Already we hear of companies that are firing workers in the strike affected industries, while others in the crisis-hit automotive sector are threatening to pull their operations out of Mexico.
The government of President Andrés Manuel López Obrador (AMLO) and the ruling Movement for National Regeneration party (Morena) are not impartial bodies independent of class interests. Together they are part of the state, which Marx defined as a machine of class domination, a committee for managing the common affairs of the whole bourgeoisie. Parliamentary reformists use working class votes to gain a seat on that committee and prop up a bankrupt and dying system capable only of inflicting more pain on the proletariat.
López Obrador and the Morena have supported the trade union apparatus in order to prevent the strikes and contain the growing wave of struggles. On January 25th, AMLO administration officials representing the President, sought a ten-day deferral of strikes while threatening workers with unspecified consequences if they didn’t comply. The government followed up with an army deployment to intimidate the workers into submission. According to the Associated Press on Feb 1st, López Obrador’s administration “actively discouraged the Matamoros union from seeking the pay increase”.

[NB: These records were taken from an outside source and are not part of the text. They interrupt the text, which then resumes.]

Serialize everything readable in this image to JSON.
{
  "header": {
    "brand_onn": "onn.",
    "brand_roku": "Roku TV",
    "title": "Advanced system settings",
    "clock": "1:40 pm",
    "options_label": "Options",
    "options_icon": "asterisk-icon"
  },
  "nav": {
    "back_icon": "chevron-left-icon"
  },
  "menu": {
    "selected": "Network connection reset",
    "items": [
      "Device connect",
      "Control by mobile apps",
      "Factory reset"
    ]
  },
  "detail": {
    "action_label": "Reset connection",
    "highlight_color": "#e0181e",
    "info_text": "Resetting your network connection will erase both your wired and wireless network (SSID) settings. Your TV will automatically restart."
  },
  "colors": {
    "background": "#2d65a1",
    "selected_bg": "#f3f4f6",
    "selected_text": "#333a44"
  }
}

The surge of strike action across Mexico has roused the trade unions to double down on strike prevention efforts while negotiating sellouts. Unions exist to make deals with the bosses, not to overthrow them. The harsh reality is that the capitalists have no interest beyond the pursuit of maximizing profit. As such they can only offer worsening conditions or unemployed destitution.
Which is why the struggle implicitly challenges the right of the exploiters and their state. Our victories can only be partial or temporary as long as the system continues to rule. But when workers are so angry that they throw capitalist legality and fake union militancy to the wind they find their own tools to organise effectively. Strike committees, mass assemblies, and even (as we saw in Iran in December) calls for workers' councils to unite across sectors and territories.

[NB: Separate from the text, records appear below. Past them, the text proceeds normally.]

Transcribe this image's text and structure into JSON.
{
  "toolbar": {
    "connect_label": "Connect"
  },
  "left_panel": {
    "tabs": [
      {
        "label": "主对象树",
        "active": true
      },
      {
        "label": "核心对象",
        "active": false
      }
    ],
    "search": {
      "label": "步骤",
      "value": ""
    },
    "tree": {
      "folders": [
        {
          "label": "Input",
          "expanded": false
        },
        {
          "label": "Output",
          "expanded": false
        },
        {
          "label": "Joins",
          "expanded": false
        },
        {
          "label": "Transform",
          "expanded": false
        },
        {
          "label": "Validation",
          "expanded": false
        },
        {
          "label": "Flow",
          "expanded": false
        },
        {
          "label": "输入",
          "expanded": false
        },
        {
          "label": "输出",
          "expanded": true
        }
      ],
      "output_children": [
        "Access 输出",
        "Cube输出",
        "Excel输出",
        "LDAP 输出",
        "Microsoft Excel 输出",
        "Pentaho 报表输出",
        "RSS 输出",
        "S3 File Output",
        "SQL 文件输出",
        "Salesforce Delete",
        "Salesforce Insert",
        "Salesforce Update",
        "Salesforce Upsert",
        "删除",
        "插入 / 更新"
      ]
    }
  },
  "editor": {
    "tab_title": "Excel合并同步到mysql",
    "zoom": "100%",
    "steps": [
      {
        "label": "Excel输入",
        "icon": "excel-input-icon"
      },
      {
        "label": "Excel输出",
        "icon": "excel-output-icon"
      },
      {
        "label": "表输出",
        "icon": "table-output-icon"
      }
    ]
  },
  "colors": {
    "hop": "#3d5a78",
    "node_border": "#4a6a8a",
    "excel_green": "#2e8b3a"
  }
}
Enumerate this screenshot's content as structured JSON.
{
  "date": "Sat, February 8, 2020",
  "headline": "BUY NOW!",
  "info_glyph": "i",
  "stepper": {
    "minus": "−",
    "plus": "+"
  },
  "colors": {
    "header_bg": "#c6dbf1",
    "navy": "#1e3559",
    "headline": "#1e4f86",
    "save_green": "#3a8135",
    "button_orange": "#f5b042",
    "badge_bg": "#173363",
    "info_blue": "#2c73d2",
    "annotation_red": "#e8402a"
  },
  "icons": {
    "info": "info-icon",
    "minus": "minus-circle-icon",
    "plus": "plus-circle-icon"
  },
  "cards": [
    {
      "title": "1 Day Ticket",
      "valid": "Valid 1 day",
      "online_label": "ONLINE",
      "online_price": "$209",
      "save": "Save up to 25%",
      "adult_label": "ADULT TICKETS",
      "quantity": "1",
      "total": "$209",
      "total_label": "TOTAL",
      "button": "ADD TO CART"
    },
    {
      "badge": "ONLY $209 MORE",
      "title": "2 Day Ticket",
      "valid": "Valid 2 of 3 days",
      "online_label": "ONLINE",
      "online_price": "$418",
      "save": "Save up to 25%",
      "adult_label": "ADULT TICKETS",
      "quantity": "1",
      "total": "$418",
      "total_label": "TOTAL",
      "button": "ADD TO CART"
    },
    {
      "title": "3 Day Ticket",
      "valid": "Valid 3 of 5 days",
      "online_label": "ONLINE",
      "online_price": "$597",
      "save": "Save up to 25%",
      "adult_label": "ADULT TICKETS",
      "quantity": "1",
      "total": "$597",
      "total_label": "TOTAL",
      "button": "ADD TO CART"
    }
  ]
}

However, as the whole history of working class struggle shows, capitalism cannot be beaten in one country or one factory. Unless the working class creates an international political organisation — a global revolutionary party, we can be certain that the Mexican bourgeoisie, indeed the ruling class anywhere where the oppressed raise their heads, will regain control of the situation. They will then restore “normal” relations of exploitation and the proletariat will face the same dilemma; how to live as human beings instead of a human resource to be exploited to the maximum.

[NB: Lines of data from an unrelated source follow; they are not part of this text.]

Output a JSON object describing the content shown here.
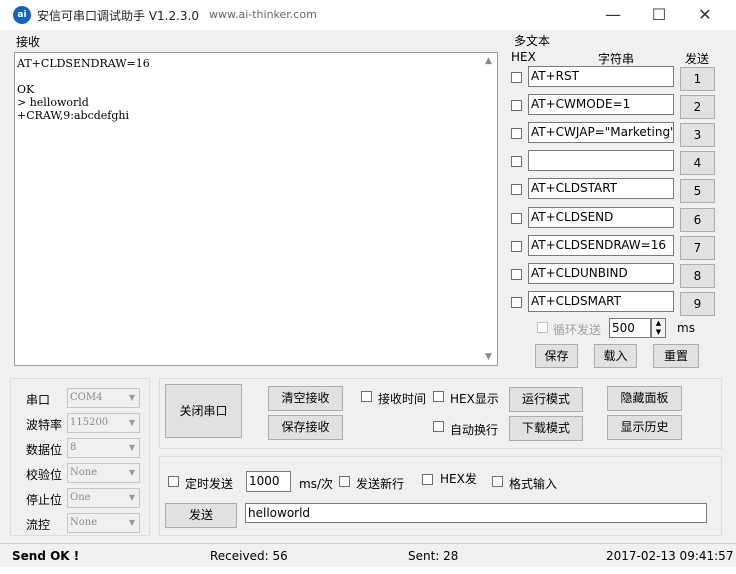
{
  "window": {
    "icon_text": "ai",
    "title": "安信可串口调试助手 V1.2.3.0",
    "url": "www.ai-thinker.com",
    "minimize": "—",
    "maximize": "☐",
    "close": "✕"
  },
  "receive": {
    "label": "接收",
    "text": "AT+CLDSENDRAW=16\n\nOK\n> helloworld\n+CRAW,9:abcdefghi"
  },
  "multi": {
    "title": "多文本",
    "hex_header": "HEX",
    "string_header": "字符串",
    "send_header": "发送",
    "rows": [
      {
        "text": "AT+RST",
        "button": "1"
      },
      {
        "text": "AT+CWMODE=1",
        "button": "2"
      },
      {
        "text": "AT+CWJAP=\"Marketing\",\"z",
        "button": "3"
      },
      {
        "text": "",
        "button": "4"
      },
      {
        "text": "AT+CLDSTART",
        "button": "5"
      },
      {
        "text": "AT+CLDSEND",
        "button": "6"
      },
      {
        "text": "AT+CLDSENDRAW=16",
        "button": "7"
      },
      {
        "text": "AT+CLDUNBIND",
        "button": "8"
      },
      {
        "text": "AT+CLDSMART",
        "button": "9"
      }
    ],
    "loop_label": "循环发送",
    "loop_ms": "500",
    "loop_unit": "ms",
    "save": "保存",
    "load": "载入",
    "reset": "重置"
  },
  "port": {
    "port_label": "串口",
    "port_value": "COM4",
    "baud_label": "波特率",
    "baud_value": "115200",
    "databits_label": "数据位",
    "databits_value": "8",
    "parity_label": "校验位",
    "parity_value": "None",
    "stopbits_label": "停止位",
    "stopbits_value": "One",
    "flow_label": "流控",
    "flow_value": "None"
  },
  "controls": {
    "close_port": "关闭串口",
    "clear_recv": "清空接收",
    "save_recv": "保存接收",
    "recv_time": "接收时间",
    "hex_display": "HEX显示",
    "auto_wrap": "自动换行",
    "run_mode": "运行模式",
    "download_mode": "下载模式",
    "hide_panel": "隐藏面板",
    "show_history": "显示历史"
  },
  "send": {
    "timed_send": "定时发送",
    "interval_value": "1000",
    "interval_unit": "ms/次",
    "send_newline": "发送新行",
    "hex_send": "HEX发",
    "format_input": "格式输入",
    "send_button": "发送",
    "send_text": "helloworld"
  },
  "status": {
    "result": "Send OK !",
    "received": "Received: 56",
    "sent": "Sent: 28",
    "datetime": "2017-02-13 09:41:57"
  }
}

The international political body will not stand apart from the class because it has its roots within it. It will be shaped by the coming together of revolutionaries who can see where capitalism is taking us all, and who fight for a revolutionary perspective, and the wider class movement. This party supports no faction of the capitalist class and is not a government in waiting. It encapsulates all the lessons of the struggle of the working class in a programme for a new society without exploitation. It does not just inform workers around the world about the struggles the capitalists try to hide from us (as we are doing here) but guides the class war away from all the siren calls of the reformists towards the overthrow of the capitalist world order. Armed with such an organisation, armed with the combativity shown by the Mexican working class, an alternative to capitalist war and day-to-day degradation can be built. And this is why we internationalists offer our solidarity, today in words, but tomorrow in deeds, to the movement that started in the maquiladoras…
No wall can contain the international solidarity of the working class!
Internationalist Communists Oceania
Los Angeles Internationalist Communists (US)
Internationalist Communist Tendency